Why volunteer? Good reasons to offer your skills for free

If the coffee morning circuit is starting to lose its appeal, but the transition from stay-at-home-mum to full-on career girl seems daunting, volunteering is the way to go.
Career coach Fiona Clark, founder of Inspired Mums, advocates voluntary work as a stepping stone for anyone who is unemployed, taking a career break or wanting to change direction.
Fiona Clark photo 20131Think creatively when it comes to voluntary work – there are lots of opportunities – from offering your marketing skills to local charities, doing the PTA’s books, reading to the elderly in their homes or helping to organise the local sports events.

Fiona’s top benefits of volunteering:
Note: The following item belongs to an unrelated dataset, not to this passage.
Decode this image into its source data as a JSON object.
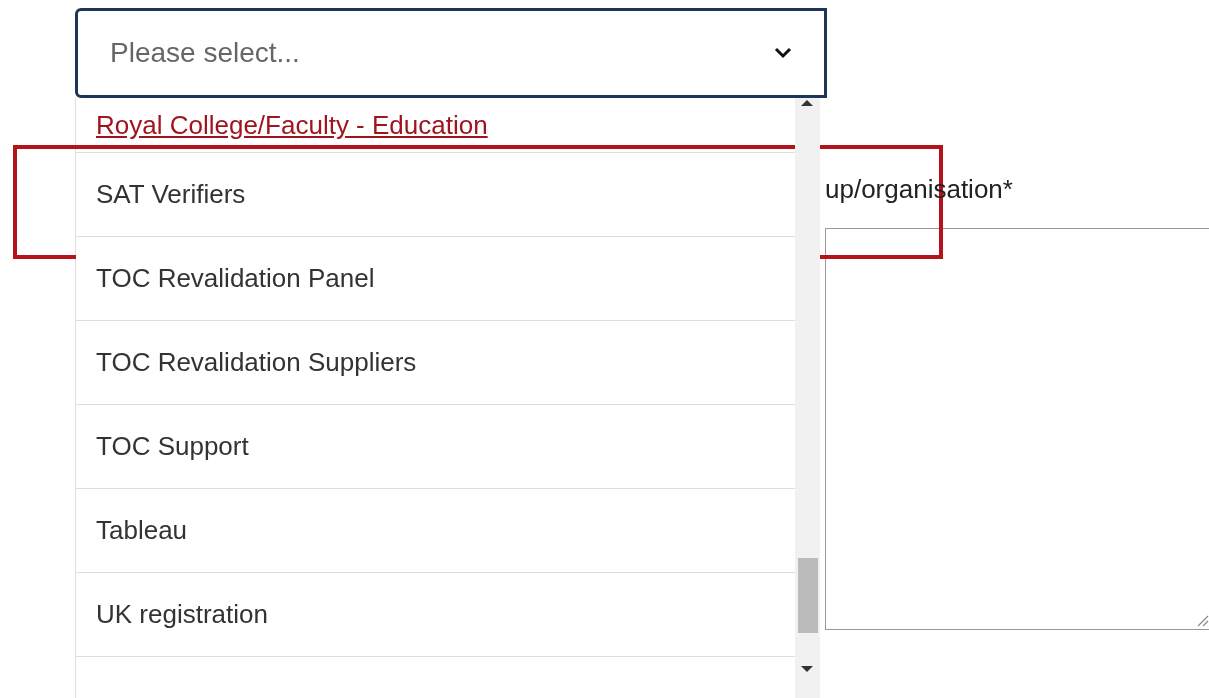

• Learn new skills: Computer skills a bit rusty? Not sure about using social media? Volunteering is a great way to keep your skills up to date and learn new ones on the job.

• Boost your confidence: We all know the brain-numbing effect being a full-time mum can have. By getting out of the house and using skills you’ve long forgotten you have, you’ll rediscover your strengths.

• Polish your halo: Doing something for others – other than the relentless stacking of the dishwasher, will be like candy for the soul.

• Increase your network: You’ll be interacting with other adults and this can only be a good thing. Who knows, someone you meet may be able to give you a fantastic reference when you apply for jobs

• Have fun: There’s nothing like a good cause or doing something purposeful together to help you bond with others.

• Show your passion: Your volunteering role will give you something interesting and current to talk about in your CV and during an interview – and will really demonstrate to a potential employer that you’re serious about working in this field!

• Test the water: Volunteering gives you a chance to ‘try out’ a career before committing to a job or course that you may not be 100% sure about.

How to make volunteering work for you:
“If you have a certain career path in mind, I would highly recommend that you find voluntary work that is relevant to the journey you are on,” says Fiona.
If you want to become a teaching assistant, offering your time to help children learn to read or accompanying school outings is a great idea; or if nursing sounds good, volunteer as a carer for the elderly to find out if this path is right for you.
If it’s work experience you’re after – then consider companies you’d like to work for and what roles you’re keen to work in. Next, use your network or approach them speculatively to land a few weeks’ work experience. Remember you have nothing to lose and everything to gain.

ONLINE resources – to help you find volunteer work
http://www.xchangebucks.org.uk/volunteering/
https://www.bucksconnect.org.uk/community/ways-into-work-and-volunteering.aspx
http://jobs.guardian.co.uk/jobs/charities/volunteer-management/
http://www.do-it.org.uk/

Download Fiona’s FREE e-book“For mums stuck in a career rut – 8 steps to finding work you love” TODAY. It’s packed with tips, exercises and inspiring case studies to get you out of your rut and on the way to your new career.

Fiona Clark is a qualified confidence and career coach who founded Inspired Mums to inspire women to reach their full potential at work. She is passionate about helping women find fulfilling, family friendly roles.
Facebook: www.facebook.com/inspiredmumscoaching
Twitter: @Inspired_Mums